INSTRUCTIONS FOR THE TASK: Search the entries for the word "JSON". Copy every line that holds it.

━━━━━━━━

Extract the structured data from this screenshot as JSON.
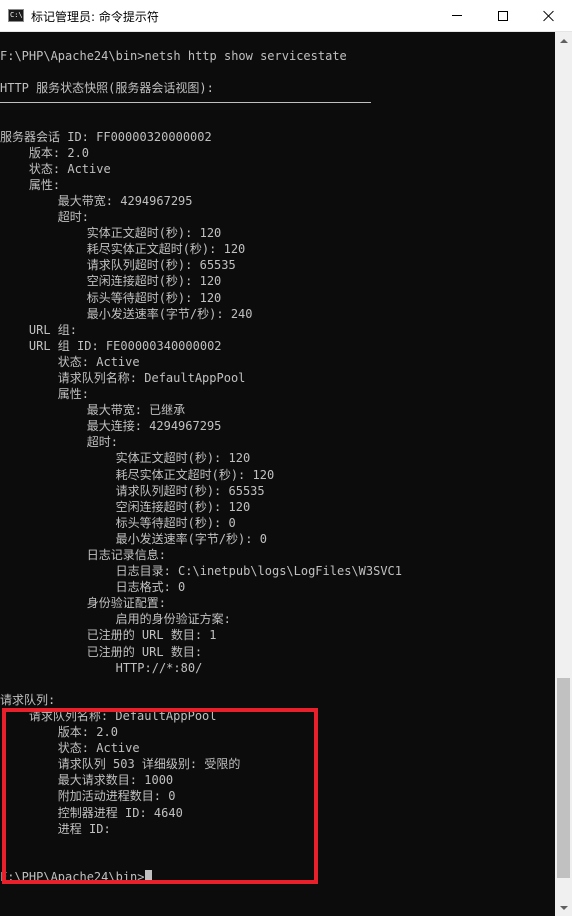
{
  "window": {
    "title": "标记管理员: 命令提示符",
    "icon_label": "C:\\",
    "controls": [
      "minimize",
      "maximize",
      "close"
    ]
  },
  "console": {
    "lines": [
      "",
      "F:\\PHP\\Apache24\\bin>netsh http show servicestate",
      "",
      "HTTP 服务状态快照(服务器会话视图):",
      "",
      "",
      "服务器会话 ID: FF00000320000002",
      "    版本: 2.0",
      "    状态: Active",
      "    属性:",
      "        最大带宽: 4294967295",
      "        超时:",
      "            实体正文超时(秒): 120",
      "            耗尽实体正文超时(秒): 120",
      "            请求队列超时(秒): 65535",
      "            空闲连接超时(秒): 120",
      "            标头等待超时(秒): 120",
      "            最小发送速率(字节/秒): 240",
      "    URL 组:",
      "    URL 组 ID: FE00000340000002",
      "        状态: Active",
      "        请求队列名称: DefaultAppPool",
      "        属性:",
      "            最大带宽: 已继承",
      "            最大连接: 4294967295",
      "            超时:",
      "                实体正文超时(秒): 120",
      "                耗尽实体正文超时(秒): 120",
      "                请求队列超时(秒): 65535",
      "                空闲连接超时(秒): 120",
      "                标头等待超时(秒): 0",
      "                最小发送速率(字节/秒): 0",
      "            日志记录信息:",
      "                日志目录: C:\\inetpub\\logs\\LogFiles\\W3SVC1",
      "                日志格式: 0",
      "            身份验证配置:",
      "                启用的身份验证方案:",
      "            已注册的 URL 数目: 1",
      "            已注册的 URL 数目:",
      "                HTTP://*:80/",
      "",
      "请求队列:",
      "    请求队列名称: DefaultAppPool",
      "        版本: 2.0",
      "        状态: Active",
      "        请求队列 503 详细级别: 受限的",
      "        最大请求数目: 1000",
      "        附加活动进程数目: 0",
      "        控制器进程 ID: 4640",
      "        进程 ID:",
      "",
      "",
      "F:\\PHP\\Apache24\\bin>"
    ]
  },
  "colors": {
    "console_bg": "#0c0c0c",
    "console_fg": "#c0c0c0",
    "highlight_border": "#e8202c",
    "titlebar_bg": "#ffffff"
  }
}
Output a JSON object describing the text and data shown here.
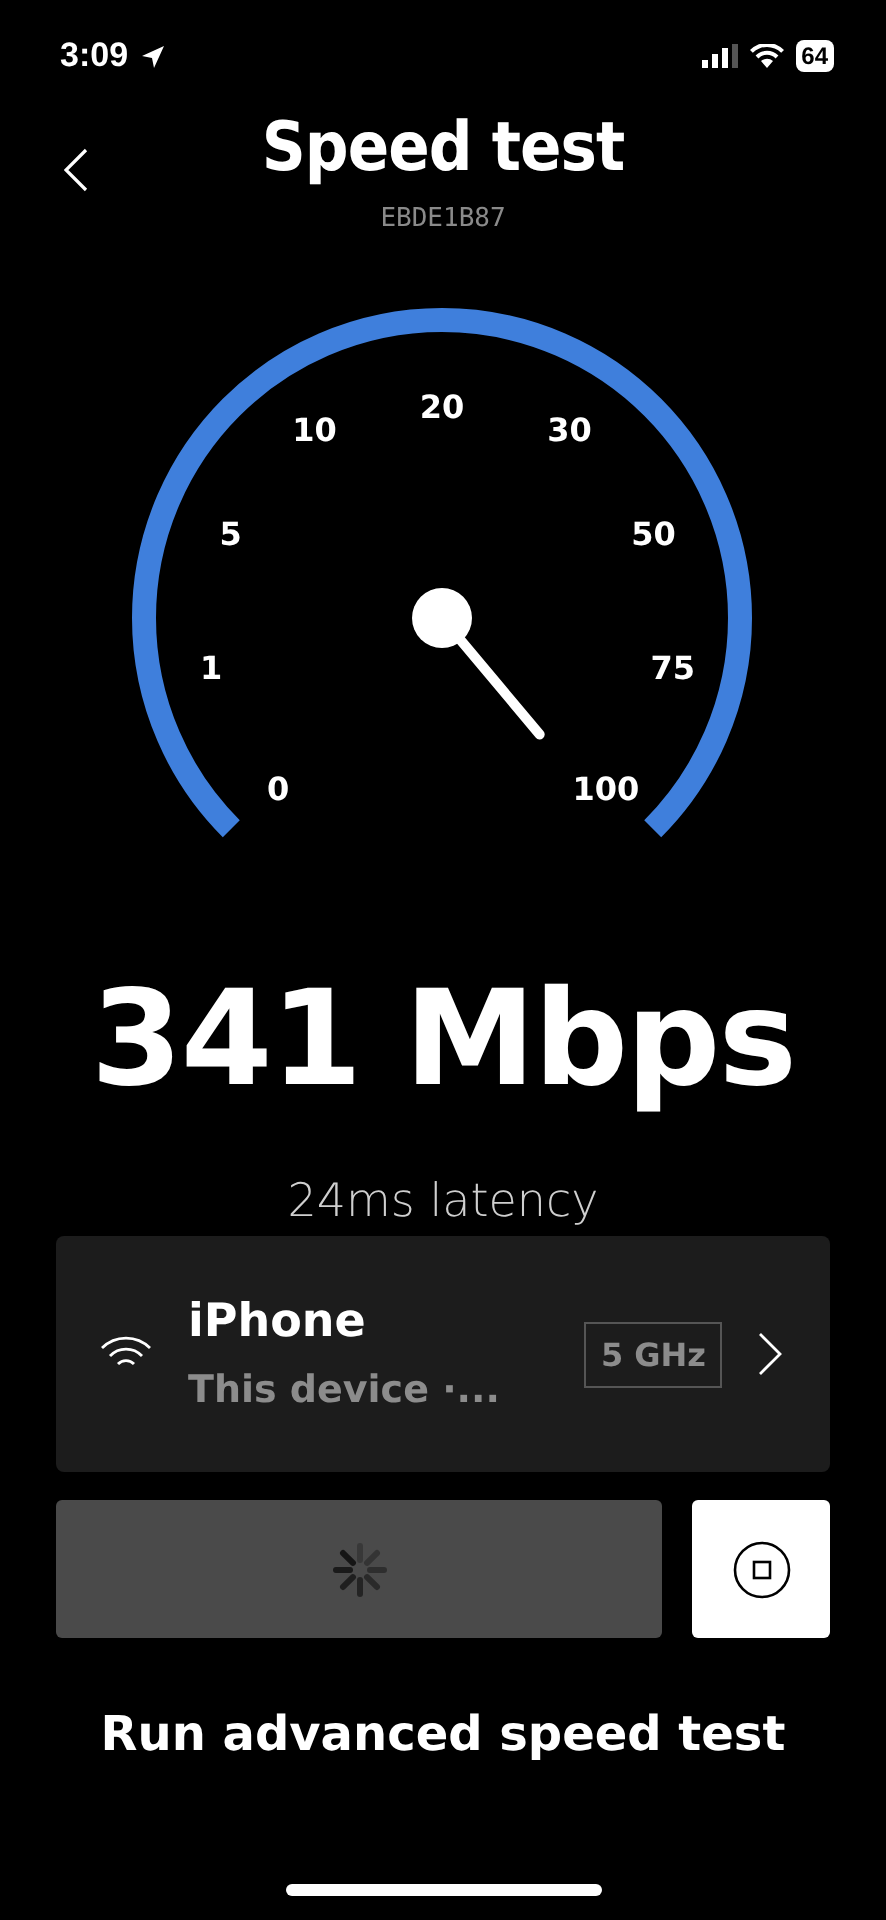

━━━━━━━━

EXERCISE ANSWER:
Extract the structured data from this screenshot as JSON.
Output a JSON object describing the text and data shown here.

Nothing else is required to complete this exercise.